Following dress edicts designed to decrease the number of layered garments worn at court, the kosode gradually became outerwear from roughly the Kamakura period onwards. Styles of wearing the kosode – such as layering two kosode and wearing the uppermost robe stripped off from the shoulders – became popular, alongside the gradual development of kosode decoration techniques developing.
The kosode's proportions – a wide body and comparatively narrow sleeves – gradually evened out over time, before coming to resemble those of a modern kimono around the Edo period. The sleeves on some women's kosode also got longer and began to detach from the body below the shoulder, a style allowing the obi to become wider over time.
The parts of a kosode are roughly similar to those of a kimono, with the only major differences being the proportions of each aspect in comparison to those of a modern kimono.

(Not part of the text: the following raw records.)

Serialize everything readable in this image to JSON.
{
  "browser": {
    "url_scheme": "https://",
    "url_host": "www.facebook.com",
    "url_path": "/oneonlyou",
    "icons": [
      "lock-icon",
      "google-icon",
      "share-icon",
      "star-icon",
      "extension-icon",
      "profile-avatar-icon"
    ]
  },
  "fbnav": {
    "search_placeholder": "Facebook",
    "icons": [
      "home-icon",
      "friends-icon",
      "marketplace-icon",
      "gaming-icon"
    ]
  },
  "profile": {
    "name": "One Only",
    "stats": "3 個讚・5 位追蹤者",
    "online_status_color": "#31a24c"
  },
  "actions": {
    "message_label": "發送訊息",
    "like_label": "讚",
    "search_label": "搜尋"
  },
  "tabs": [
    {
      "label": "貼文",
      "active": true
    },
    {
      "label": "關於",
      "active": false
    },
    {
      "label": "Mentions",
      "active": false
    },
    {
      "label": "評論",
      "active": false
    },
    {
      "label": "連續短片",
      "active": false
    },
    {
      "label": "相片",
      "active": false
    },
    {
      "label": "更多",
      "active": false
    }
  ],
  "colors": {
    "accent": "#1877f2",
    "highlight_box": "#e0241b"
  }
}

- Sode (袖) – lit., "sleeve" – the sleeves of a kosode were comparatively short in both length and width, being for the most part attached to the body down the entire length, with a somewhat rounded edge below the wrist opening of each sleeve.
- Eri (襟) – lit., "collar" – the collar of the kosode was much wider than is seen on modern kimono, and was also relatively longer, forming a longer, shallower angle along the okumi.
- Migoro (身頃) – lit., "body" - the body panels for the kosode were much wider in proportion, creating a distinctive dropped-shoulder appearance.
- Okumi (袵) – the overlapping front panels. The okumi was far narrower than the okumi on modern kimono; this, combined with the length of the collar, gave the kosode a sloping, low-waisted appearance.
Kosode with yūzen dyework inside fan and snowflake shapes, 1700s, Ishikawa Prefectural Museum of Traditional Arts and Crafts
Kosode for a woman, late 18th century, Honolulu Museum of Art
Kosode with Mandarin orange tree design and auspicious characters, late 18th century, Metropolitan Museum of Art
- Gluckman, Dale Carolyn, and Sharon Sadako Takeda, eds. When Art Became Fashion: Kosode in Edo-Period Japan. New York: Weatherhill, 1992.
- Kennedy, Alan. Japanese Costume: History and Tradition. New York: Rizzoli, 1990.
- Kosode: 16th–19th Century Textiles from the Nomura Collection. New York: Kodansha International, 1985.
- Momoyama, Japanese Art in the Age of Grandeur, an exhibition catalog from The Metropolitan Museum of Art (fully available online as PDF), which contains material on Kosode
- Tokyo National Museum – an example of period clothing, including Kosode.
- The Tale of Genji Costume Museum – Includes period clothing, including Kosode.
- Kosode Made Simple
- Kyoto National Museum